▸ **Goal of the exercise**
Which lines in the data below contain the string "team"? Show each one.

[Data items]
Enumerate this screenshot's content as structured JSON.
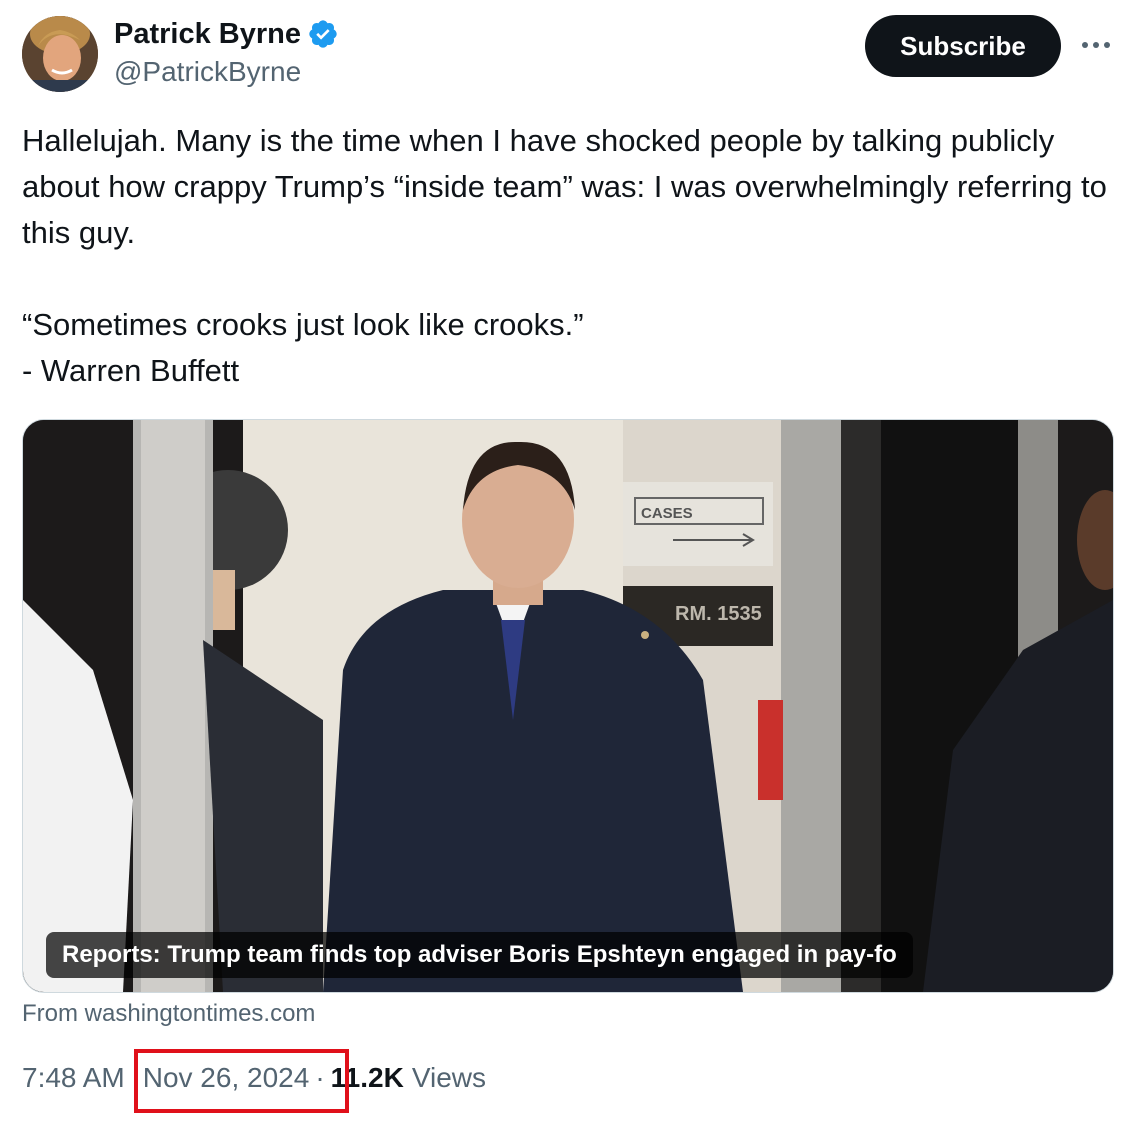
{
  "author": {
    "name": "Patrick Byrne",
    "handle": "@PatrickByrne",
    "verified": true
  },
  "actions": {
    "subscribe_label": "Subscribe",
    "more_icon": "more-horizontal-icon"
  },
  "tweet": {
    "paragraph1": "Hallelujah. Many is the time when I have shocked people by talking publicly about how crappy Trump’s “inside team” was: I was overwhelmingly referring to this guy.",
    "quote": "“Sometimes crooks just look like crooks.”",
    "attribution": "- Warren Buffett"
  },
  "link_card": {
    "headline": "Reports: Trump team finds top adviser Boris Epshteyn engaged in pay-fo",
    "source": "From washingtontimes.com",
    "sign_cases": "CASES",
    "sign_room": "RM. 1535"
  },
  "meta": {
    "time": "7:48 AM",
    "date": "Nov 26, 2024",
    "views_count": "11.2K",
    "views_label": "Views"
  },
  "colors": {
    "text": "#0f1419",
    "secondary": "#536471",
    "verified_blue": "#1d9bf0",
    "highlight_red": "#e0101a"
  }
}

▸ **Exercise solution**
    "paragraph1": "Hallelujah. Many is the time when I have shocked people by talking publicly about how crappy Trump’s “inside team” was: I was overwhelmingly referring to this guy.",
    "headline": "Reports: Trump team finds top adviser Boris Epshteyn engaged in pay-fo",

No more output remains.